Before joining Chicago-based startup Relish Works, Nick Florek spent six years working in strategy and innovation consulting. During his time there, he collaborated with colleagues on tough problems, challenging the status quo, and creating new things. He absolutely loved it.
When Relish Works was conceptualized, the professional relationships that he built during consulting provided him the opportunity to build something from scratch and to create a space where others could also build something.
At Relish Works and The Food Foundry, Nick works with early-stage companies in the food tech industry that have an MRR of $5 — $10K. He is always on the hunt for disruptive tech in both the restaurant and food industries – and is excited to become more involved in the Boston food tech scene!
Steph: What drew you to working with the food startup scene?
Nick: First, I love food. And it is an interesting time for the food industry because people are becoming more aware of what they eat. People who perhaps didn’t have access to this information before are now able to dive in to learn about where their food came from, what’s in it, and the impact on their health more than ever before. They also know more about the technology and products that go into making the food that is on their table.
In addition to the space itself being really interesting, I also love working with the entrepreneurs who are trying to solve some of the food industry’s major problems. It’s energizing to work alongside people who are passionate about their projects and willing to find ways to surpass a lot of obstacles in this space.
S: What can make or break a company in this space?
N: Passion and determination are two things you absolutely need to be a successful entrepreneur.
Beyond that, having an attitude of giving more than you take can make or break your company. We’re living in an era during which information is becoming more and more accessible, and if you approach the startup world with a mindset of being open to collaborating with your peers, then you have more of a chance for success in the startup world.
S: What’s the biggest hurdle that startups need to jump over in your space?
N: The biggest challenge, particularly in the restaurant industry, is that every single restaurant has its own unique set of dynamics. With this in mind, a lot of technology just doesn’t stick. It’s not from a lack of trying. The problem is recognized, but not everyone in the space will buy into the solution.
While there are a lot of business-minded people in the restaurant industry, there are also a lot of people in the space who are doing it because they are passionate about food and the culture around it. As a result, they don’t want to take what they created and turn it into a “techie” environment.
S: What is your favorite thing about Boston’s startup scene?
N: We’re excited to be more involved in the Boston startup scene because of its incredible reputation. There is so much talent here and great resources available to the startup community.
S: What do you consider one of your proudest accomplishments so far?
N: Definitely these past two years, building an organization that didn’t exist before.
I walked in Day One and started working in a coffee shop with a half-constructed office space. Now, I’m on the leadership team of an organization that has approximately 30 people who are super engaged in the food startup ecosystem.
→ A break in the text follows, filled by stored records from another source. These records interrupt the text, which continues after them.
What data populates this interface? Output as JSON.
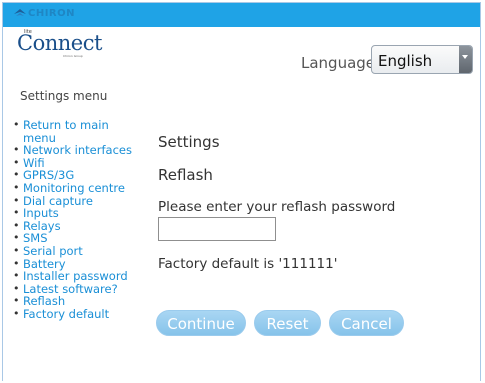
{
  "brand": {
    "name": "CHIRON"
  },
  "logo": {
    "small": "lite",
    "main": "Connect",
    "tag": "Chiron Group"
  },
  "language": {
    "label": "Language:",
    "selected": "English"
  },
  "sidebar": {
    "title": "Settings menu",
    "items": [
      {
        "label": "Return to main menu"
      },
      {
        "label": "Network interfaces"
      },
      {
        "label": "Wifi"
      },
      {
        "label": "GPRS/3G"
      },
      {
        "label": "Monitoring centre"
      },
      {
        "label": "Dial capture"
      },
      {
        "label": "Inputs"
      },
      {
        "label": "Relays"
      },
      {
        "label": "SMS"
      },
      {
        "label": "Serial port"
      },
      {
        "label": "Battery"
      },
      {
        "label": "Installer password"
      },
      {
        "label": "Latest software?"
      },
      {
        "label": "Reflash"
      },
      {
        "label": "Factory default"
      }
    ]
  },
  "main": {
    "title": "Settings",
    "subtitle": "Reflash",
    "prompt": "Please enter your reflash password",
    "password_value": "",
    "default_note": "Factory default is '111111'",
    "buttons": {
      "continue": "Continue",
      "reset": "Reset",
      "cancel": "Cancel"
    }
  },
  "colors": {
    "topbar": "#1fa3e6",
    "link": "#1a8fd6",
    "button": "#86c3ea"
  }
}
We built a world-class accelerator program and put 5 companies through it, 2 of which raised over $4 million capital.
S: What is the biggest challenge you’ve faced in your career to date, and what did you learn from it?
N: Finding my true passion has been a constant journey. I’ve spent my career trying things, learning, and through these processes developing new skills and perspectives. Having these different experiences really helped me figure out where my passion was and the best way to apply my skills. I love creating and I love teaching.
S: What is one thing that you wish you knew at the beginning of your career that you now know?
N: The world won’t end if something doesn’t happen exactly how you want or you miss an opportunity. Despite your effort, a door may close, but another will always open. Sometimes things just aren’t meant to be, or the timing doesn’t work out. Life will go on. The only thing that is certain is that you are going to screw up and do something wrong at some point. You need to be comfortable with that and use those experiences as learning opportunities.
S: What is one piece of advice that you have for startups?
N: Don’t be afraid to ask for help.
There are so many people out there with different experiences, and one of their experiences may help you with a problem you’re having. I’ve found that a lot of people in the startup scene are more than willing to help, so build relationships with people you trust and don’t be afraid to ask for help.
Now, for some rapid fire questions! What is your favorite thing to do in Boston?
While it’s not in Boston, I absolutely love visiting Provincetown. But if we’re sticking to the city, then definitely eating in the North End.
What is one startup myth you wish you could dispel?
That a founder one day wakes up and is like, “Oh, I have an idea!” And they implement it and it’s helpful right away. This never happens. Most will see a problem around them, realize that there could be a better solution for it, will try it out, and often fail. But then they learn from that initial try and do it better the second time around.
If you could have one superpower, what would you choose?
Mind reading. I’d really love to know where people are coming from so I can figure out the best way to support their journey or help them solve a problem they’re experiencing.
Choose a movie title for the story of your life.
The Wandering Journey